US Reviewing Support for Saudis After Brutal Massacre, But Will Arms Sales Stop?
The US has resisted previous attempts to hold its ally—or itself—accountable for the civilian slaughter in Yemen
The United States, which is supplying arms and other assistance to Saudi Arabia in its war on Yemen, has "initiated an immediate review" of its support for the kingdom in the wake of airstrikes on Saturday that reportedly killed at least 140 people and wounded hundreds more.
"U.S. security cooperation with Saudi Arabia is not a blank check," National Security Council spokesman Ned Price said in a statement Saturday night, reiterating previous remarks that have had little effect on the U.S.-Saudi relationship.
Describing the U.S. as "deeply disturbed" by reports of the bombing, which could be the deadliest attack yet in a war that has already claimed thousands of civilian lives, Price added: "In light of this and other recent incidents, we have initiated an immediate review of our already significantly reduced support to the Saudi-led Coalition and are prepared to adjust our support so as to better align with U.S. principles, values and interests, including achieving an immediate and durable end to Yemen's tragic conflict."

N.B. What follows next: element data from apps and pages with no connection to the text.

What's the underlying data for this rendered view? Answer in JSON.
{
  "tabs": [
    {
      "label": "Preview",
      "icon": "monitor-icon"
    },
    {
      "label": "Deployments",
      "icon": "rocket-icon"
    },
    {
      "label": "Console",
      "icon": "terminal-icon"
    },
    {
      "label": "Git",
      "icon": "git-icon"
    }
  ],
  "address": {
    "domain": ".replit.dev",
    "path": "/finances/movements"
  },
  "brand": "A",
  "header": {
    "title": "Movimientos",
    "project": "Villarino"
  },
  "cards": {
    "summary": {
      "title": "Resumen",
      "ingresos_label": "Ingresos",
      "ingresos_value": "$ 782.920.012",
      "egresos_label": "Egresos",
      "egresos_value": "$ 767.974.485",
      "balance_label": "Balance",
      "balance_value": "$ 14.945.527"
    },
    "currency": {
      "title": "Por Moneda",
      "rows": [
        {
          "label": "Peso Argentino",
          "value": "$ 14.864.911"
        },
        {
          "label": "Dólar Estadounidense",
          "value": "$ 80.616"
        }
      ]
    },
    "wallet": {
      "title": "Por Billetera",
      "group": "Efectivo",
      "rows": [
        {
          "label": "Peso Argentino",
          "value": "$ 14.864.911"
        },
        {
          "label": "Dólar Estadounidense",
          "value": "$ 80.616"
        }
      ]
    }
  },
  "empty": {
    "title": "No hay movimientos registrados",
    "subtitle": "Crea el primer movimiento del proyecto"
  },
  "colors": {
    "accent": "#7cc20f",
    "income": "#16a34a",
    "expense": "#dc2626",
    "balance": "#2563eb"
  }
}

The statement, according to Reuters, "sets up an awkward test of a Saudi-U.S. partnership already strained by differences over wars in other Arab lands."
And the Guardian reported:
The issue is embarrassing for the U.S. since it has decried the Russian failure to be more open about its role in the air attack on a U.N. convoy in Syria a fortnight ago, and it will face allegations of double standards if it allows the Saudis to delay an inquiry.
For its part, the Saudi coalition—while still denying direct responsibility for the attack—said in a statement Sunday that it would "immediately investigate this case along with...experts from the United States who participated in previous investigations."
But it is unclear whether the pending investigations will result in meaningful change or an end to the seemingly indiscriminate assault.
The U.S. has resisted previous attempts to hold its ally—or itself—accountable for the civilian slaughter in Yemen. Indeed, just last month the U.S. Senate rejected an attempt to block a $1.15 billion arms sale to Saudi Arabia, leading to charges that the U.S. is "indifferent to Yemen's misery."
Meanwhile, a spokesman for United States Central Command, which oversees American operations in the Middle East including support for the coalition, told journalist Samuel Oakford in August that despite this summer's attacks on a hospital, a school, and a snack food factory, the U.S. was "not conducting a single investigation into civilian casualties in Yemen."
Furthermore, as Oakford noted Sunday on Twitter, not only has the White House "used this 'not a black check' language for months," but Price's statement indicates "no deadline for support review," while U.S. refueling of Saudi warplanes continues.
Indeed, many said Saturday's attack demanded more than words from both the U.S. and the U.K., which is also arming Saudi Arabia.
— Jan Egeland (@NRC_Egeland) October 8, 2016
— Kristine Beckerle (@K_Beckerle) October 9, 2016
As US feigns "concern" over US-supported Saudi slaughter of Yemenis, it justifies bombing Yemen as "defense of their territorial integrity" https://t.co/hjsHjRqhvY
— Glenn Greenwald (@ggreenwald) October 9, 2016
Weak FCO statement on Saudi airstrike in Yemen: 'concern' expressed, no condemnation, no re-evaluation of UK support https://t.co/WagJ6xfpy9
— Daniel Wickham (@DanielWickham93) October 9, 2016
Is not today's crime an enough evidence for the world to have the UK and USA stop the arm sales to Saudi? #Yemen is lake-bleeding
— Osamah A. (@PoliticsYemen) October 8, 2016
— Grannies4Equality (@grannies4equal) October 9, 2016
As Huffington Post foreign affairs reporter Akbar Shahid Ahmed wrote on Saturday, "ending U.S. cooperation with the Saudis' misadventure in Yemen could help on three big fronts: by reducing the scale of the violence; by reducing the risk that U.S. complicity in the killing will spur greater anti-Americanism in the region; and by moving the situation toward what Saudi expert Greg Gause of Texas A&M University has suggested ― using American 'influence over Saudi Arabia to help it find an exit ramp' out of an unpopular war."
"But that all depends on whether the president wants to stop the slaughter," Ahmed wrote. "Right now, it certainly seems like he doesn't."